Working data »
--------

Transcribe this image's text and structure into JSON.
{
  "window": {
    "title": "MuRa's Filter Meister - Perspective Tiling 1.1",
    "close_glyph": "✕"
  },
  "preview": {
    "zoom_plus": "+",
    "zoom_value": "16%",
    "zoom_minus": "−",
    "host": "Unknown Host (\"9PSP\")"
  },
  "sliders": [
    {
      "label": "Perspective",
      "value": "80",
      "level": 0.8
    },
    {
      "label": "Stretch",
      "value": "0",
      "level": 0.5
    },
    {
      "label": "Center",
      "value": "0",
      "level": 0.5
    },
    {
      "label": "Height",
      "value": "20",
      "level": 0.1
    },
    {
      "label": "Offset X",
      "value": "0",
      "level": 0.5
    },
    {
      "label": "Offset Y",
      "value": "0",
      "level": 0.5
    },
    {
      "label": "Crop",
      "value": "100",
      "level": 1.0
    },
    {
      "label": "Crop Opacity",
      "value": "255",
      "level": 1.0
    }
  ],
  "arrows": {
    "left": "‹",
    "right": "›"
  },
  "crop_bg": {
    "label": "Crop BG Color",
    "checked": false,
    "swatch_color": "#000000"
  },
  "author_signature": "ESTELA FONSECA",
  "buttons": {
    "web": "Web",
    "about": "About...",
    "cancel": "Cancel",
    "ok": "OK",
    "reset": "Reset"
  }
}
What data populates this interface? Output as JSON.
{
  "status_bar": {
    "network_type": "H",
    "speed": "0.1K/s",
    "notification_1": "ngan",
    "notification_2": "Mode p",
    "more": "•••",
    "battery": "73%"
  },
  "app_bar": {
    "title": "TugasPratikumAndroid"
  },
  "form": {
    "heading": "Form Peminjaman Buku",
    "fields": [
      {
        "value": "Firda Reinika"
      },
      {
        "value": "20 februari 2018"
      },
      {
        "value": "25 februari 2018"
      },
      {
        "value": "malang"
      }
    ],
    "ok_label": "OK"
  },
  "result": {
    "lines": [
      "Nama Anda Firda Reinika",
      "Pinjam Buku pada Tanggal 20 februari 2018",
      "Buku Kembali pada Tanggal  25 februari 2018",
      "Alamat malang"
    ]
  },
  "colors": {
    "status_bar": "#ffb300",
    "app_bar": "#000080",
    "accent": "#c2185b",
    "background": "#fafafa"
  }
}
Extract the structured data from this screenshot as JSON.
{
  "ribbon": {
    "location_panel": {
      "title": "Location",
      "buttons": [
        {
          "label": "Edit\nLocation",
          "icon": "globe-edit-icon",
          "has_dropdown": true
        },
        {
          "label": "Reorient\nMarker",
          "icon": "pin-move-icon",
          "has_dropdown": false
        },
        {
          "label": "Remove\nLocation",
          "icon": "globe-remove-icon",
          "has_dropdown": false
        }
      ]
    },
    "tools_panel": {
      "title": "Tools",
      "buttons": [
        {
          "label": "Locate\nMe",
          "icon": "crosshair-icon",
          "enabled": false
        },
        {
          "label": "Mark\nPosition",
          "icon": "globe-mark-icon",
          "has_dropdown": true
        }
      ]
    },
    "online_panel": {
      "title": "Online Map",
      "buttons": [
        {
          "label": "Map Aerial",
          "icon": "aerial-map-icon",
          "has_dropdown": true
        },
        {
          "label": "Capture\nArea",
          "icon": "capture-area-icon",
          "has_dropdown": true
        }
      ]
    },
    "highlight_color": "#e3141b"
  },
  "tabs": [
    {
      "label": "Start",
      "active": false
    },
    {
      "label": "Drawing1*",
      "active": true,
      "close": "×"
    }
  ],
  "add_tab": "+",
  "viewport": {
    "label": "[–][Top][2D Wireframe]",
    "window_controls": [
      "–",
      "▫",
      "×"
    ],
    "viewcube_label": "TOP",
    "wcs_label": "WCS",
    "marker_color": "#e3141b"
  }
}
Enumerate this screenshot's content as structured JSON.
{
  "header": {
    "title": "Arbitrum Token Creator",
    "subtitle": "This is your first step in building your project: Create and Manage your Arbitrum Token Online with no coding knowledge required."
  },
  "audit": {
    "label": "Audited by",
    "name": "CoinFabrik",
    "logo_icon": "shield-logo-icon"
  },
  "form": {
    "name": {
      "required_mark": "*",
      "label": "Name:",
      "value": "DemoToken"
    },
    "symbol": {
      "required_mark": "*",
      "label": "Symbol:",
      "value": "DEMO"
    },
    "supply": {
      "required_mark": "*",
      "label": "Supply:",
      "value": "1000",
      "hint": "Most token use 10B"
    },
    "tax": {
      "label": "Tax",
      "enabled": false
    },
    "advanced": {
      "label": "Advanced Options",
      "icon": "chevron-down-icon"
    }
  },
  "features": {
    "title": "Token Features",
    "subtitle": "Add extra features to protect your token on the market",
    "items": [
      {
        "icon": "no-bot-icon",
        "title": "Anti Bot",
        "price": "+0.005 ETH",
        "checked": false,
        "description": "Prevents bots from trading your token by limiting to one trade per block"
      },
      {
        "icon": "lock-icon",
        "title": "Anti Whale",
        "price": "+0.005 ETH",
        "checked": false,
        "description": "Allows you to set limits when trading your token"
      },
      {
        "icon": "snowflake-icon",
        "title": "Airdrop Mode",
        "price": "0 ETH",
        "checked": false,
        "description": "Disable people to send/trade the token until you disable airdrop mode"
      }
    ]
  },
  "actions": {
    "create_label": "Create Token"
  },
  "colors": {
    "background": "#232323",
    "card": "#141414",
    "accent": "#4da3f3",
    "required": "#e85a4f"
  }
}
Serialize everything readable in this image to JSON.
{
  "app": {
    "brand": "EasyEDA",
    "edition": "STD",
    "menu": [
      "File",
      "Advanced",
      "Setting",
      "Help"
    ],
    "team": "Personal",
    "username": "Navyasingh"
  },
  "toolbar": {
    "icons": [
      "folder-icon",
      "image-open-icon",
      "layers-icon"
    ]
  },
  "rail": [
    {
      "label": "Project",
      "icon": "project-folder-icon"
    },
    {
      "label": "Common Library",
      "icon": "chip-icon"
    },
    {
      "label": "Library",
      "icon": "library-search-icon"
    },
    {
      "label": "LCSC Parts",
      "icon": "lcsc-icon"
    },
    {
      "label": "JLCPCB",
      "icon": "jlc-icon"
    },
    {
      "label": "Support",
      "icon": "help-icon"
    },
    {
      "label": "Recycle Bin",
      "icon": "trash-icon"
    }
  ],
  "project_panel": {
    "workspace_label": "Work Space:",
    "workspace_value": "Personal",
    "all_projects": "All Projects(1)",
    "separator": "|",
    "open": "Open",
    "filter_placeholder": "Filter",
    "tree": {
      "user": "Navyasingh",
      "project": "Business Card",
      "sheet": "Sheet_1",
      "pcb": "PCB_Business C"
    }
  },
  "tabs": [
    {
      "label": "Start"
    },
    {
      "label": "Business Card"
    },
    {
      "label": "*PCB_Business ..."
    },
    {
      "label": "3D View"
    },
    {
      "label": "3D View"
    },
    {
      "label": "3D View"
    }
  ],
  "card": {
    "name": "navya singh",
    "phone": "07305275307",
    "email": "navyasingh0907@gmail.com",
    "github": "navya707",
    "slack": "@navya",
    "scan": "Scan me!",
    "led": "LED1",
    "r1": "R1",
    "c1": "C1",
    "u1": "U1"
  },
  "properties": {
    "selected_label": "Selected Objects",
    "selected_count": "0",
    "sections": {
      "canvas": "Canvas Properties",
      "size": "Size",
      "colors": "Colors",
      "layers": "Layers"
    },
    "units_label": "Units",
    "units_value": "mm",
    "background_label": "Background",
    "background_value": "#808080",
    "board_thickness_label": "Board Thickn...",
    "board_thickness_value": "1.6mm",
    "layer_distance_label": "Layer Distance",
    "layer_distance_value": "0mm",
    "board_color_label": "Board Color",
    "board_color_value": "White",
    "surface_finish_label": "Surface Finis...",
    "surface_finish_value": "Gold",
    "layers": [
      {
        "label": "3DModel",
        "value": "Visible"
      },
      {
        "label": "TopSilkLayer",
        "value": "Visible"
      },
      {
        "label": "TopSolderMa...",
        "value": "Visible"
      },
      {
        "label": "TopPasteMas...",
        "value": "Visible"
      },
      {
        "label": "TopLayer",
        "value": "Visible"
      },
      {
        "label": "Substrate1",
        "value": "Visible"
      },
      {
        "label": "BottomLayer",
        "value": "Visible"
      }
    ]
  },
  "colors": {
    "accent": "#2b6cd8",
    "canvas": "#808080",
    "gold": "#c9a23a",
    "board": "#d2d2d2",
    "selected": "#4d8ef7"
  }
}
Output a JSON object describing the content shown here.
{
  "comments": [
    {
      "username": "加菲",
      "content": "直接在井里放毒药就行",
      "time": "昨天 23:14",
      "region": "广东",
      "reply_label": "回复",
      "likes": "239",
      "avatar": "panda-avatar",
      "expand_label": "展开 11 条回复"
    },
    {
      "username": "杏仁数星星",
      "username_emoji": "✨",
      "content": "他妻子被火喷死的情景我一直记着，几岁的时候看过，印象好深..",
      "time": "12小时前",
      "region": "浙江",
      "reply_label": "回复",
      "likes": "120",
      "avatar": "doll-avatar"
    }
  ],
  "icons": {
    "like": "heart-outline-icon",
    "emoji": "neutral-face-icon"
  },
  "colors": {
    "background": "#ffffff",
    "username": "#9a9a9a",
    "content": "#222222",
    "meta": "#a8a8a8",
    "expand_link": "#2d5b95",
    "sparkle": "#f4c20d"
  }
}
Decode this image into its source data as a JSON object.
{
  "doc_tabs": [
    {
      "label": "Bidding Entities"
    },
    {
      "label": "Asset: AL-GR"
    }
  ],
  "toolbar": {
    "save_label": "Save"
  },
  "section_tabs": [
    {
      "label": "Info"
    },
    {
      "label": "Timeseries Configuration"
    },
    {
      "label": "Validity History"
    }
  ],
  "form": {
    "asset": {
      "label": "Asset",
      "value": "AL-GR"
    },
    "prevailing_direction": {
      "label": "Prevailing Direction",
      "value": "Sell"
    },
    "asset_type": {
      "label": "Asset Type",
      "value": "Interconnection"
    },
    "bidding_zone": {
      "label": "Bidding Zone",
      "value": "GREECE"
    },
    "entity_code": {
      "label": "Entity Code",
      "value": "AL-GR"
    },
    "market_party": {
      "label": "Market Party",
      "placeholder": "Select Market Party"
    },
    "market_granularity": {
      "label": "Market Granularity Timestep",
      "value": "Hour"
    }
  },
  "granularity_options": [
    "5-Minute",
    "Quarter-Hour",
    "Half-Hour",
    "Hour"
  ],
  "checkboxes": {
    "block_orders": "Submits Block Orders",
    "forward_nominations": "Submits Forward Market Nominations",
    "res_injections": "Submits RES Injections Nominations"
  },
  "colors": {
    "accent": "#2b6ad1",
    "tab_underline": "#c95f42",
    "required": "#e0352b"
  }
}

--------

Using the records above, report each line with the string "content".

Answer to this problem »
Enumerate this screenshot's content as structured JSON.
Output a JSON object describing the content shown here.
      "content": "直接在井里放毒药就行",
      "content": "他妻子被火喷死的情景我一直记着，几岁的时候看过，印象好深..",
    "content": "#222222",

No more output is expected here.